My junior year, the year Daddy moved in, I had a steady boyfriend, Steve. Daddy knew Steve, but not well because I never let friends up the dark wooden stairs to where we lived. I was embarrassed of the used office furniture, the old linoleum and the smoke stained walls, but the bigger reason was that I didn’t want to give my father even the slightest glimpse into my life. Daddy was all I had, so I was afraid to be angry with him but, at sixteen, I was also afraid not to be. So on Friday and Saturday nights, I would stand watch for Steve at my bedroom window, running down to meet him when his VW bug pulled into the parking lot.
On prom night that year, I got dressed in the tuxedo I had rented for the evening, black tie and tails, to match Steve’s. I was late and groping around under my bed for the high heels I’d borrowed from a friend, when I heard my boyfriend bounding up the stairs. I put on red lipstick, ran a comb through my shoulder length hair and raced out to catch my worlds colliding.
In the hallway, near the wall (yes, that wall), Steve and my father had already said hello. My date, a boy well loved and impeccably coached by his mother, had brought a corsage for me, a cluster of white sweetheart roses that he tried, and failed, to pin on the lapel of my jacket.
“Want me to give that a shot?” My father asked.
Steve might have been embarrassed, but I don’t think so. Daddy had a way of putting himself in your shoes, of offering help without judging you for needing it.
And then my father did the best thing. He went to the coffee can and got his magnifying headset with the light, the one he used for operating, taking out stitches and checking incisions. Lowering the magnifying visor over his eyes, cigarette dangling from the corner of his mouth, he pinned the flower in the proper spot, on the tuxedo jacket of his sixteen-year old daughter. I stood rooted, enduring the confusing wave of emotions, blushing beneath my collar and tie.
We made it through the moment, and with a quick hug, said good-bye. I imagine Daddy sitting down afterwards, at the coffee table, to have a peanut butter sandwich that he cuts in half with a scalpel.

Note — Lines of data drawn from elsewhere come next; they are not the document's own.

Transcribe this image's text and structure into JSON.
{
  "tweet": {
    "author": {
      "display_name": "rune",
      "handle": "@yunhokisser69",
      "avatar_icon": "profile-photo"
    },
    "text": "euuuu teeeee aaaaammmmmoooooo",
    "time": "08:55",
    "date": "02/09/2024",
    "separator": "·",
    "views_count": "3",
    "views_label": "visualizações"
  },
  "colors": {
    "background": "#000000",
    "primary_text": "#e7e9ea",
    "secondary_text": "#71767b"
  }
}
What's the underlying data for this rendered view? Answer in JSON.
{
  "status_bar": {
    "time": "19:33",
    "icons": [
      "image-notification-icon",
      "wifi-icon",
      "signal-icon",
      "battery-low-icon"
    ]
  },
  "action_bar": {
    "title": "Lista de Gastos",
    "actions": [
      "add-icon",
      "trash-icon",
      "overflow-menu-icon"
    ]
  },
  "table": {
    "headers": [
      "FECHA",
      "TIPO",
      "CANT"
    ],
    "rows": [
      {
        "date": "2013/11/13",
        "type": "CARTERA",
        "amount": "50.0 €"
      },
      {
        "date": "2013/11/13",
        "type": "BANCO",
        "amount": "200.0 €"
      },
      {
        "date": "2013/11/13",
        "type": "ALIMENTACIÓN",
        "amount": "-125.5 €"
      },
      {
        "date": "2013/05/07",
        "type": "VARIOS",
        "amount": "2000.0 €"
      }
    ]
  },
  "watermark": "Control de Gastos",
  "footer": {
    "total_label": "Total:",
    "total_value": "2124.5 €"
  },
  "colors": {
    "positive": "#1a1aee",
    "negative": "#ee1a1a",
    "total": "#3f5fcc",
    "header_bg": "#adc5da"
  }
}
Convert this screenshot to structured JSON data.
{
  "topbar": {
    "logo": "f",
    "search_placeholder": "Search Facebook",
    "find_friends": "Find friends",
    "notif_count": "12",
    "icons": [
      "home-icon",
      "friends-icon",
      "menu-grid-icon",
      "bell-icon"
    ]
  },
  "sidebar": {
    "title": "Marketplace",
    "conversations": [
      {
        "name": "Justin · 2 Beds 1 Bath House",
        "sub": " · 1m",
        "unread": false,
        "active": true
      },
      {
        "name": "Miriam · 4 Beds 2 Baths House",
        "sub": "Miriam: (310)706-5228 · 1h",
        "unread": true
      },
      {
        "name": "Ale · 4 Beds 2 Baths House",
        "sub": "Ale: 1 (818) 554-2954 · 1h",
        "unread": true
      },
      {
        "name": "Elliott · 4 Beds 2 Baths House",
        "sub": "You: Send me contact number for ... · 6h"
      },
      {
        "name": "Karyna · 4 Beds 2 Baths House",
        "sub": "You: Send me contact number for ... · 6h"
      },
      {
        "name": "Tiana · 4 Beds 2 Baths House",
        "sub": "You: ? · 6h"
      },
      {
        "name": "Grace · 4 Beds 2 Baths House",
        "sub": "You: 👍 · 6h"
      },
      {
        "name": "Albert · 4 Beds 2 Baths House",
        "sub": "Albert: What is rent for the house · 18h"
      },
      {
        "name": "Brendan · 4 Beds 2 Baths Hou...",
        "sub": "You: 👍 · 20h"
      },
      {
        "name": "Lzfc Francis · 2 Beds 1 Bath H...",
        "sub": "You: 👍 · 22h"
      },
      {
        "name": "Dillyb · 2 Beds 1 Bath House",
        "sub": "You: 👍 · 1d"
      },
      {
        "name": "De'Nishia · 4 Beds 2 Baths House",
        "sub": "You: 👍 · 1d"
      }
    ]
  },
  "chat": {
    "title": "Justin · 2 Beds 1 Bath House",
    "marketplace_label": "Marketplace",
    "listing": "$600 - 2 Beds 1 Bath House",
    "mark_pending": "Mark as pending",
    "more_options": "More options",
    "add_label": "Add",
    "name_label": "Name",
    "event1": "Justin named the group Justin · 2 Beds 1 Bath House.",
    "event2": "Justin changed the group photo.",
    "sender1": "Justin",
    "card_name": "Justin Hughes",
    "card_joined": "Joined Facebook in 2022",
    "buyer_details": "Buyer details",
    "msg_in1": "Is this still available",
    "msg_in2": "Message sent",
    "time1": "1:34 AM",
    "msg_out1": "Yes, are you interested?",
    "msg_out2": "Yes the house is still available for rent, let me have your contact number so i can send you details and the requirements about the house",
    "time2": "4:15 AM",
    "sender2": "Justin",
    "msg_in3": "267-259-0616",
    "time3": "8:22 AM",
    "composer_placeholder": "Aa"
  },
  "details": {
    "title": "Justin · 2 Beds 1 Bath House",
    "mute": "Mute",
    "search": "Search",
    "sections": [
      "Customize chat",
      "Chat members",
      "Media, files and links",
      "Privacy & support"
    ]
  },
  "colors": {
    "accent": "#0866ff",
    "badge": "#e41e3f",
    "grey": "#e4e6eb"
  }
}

That scene in the hallway with the corsage was the corniest moment in my life, and though at the time I would have denied it, I was a girl sorely in need of corny moments. My Dad needed them too, I think. And while it’s true that my relationship with him continued to exist in the realm of the painfully awkward until his death, when I was thirty-three, there are a few memories, like the corsage and the tree of caterpillars, that I have held onto for years. I’m putting them down, not in the grass alone, but here, with others like them, because they are so dear, and in need of love.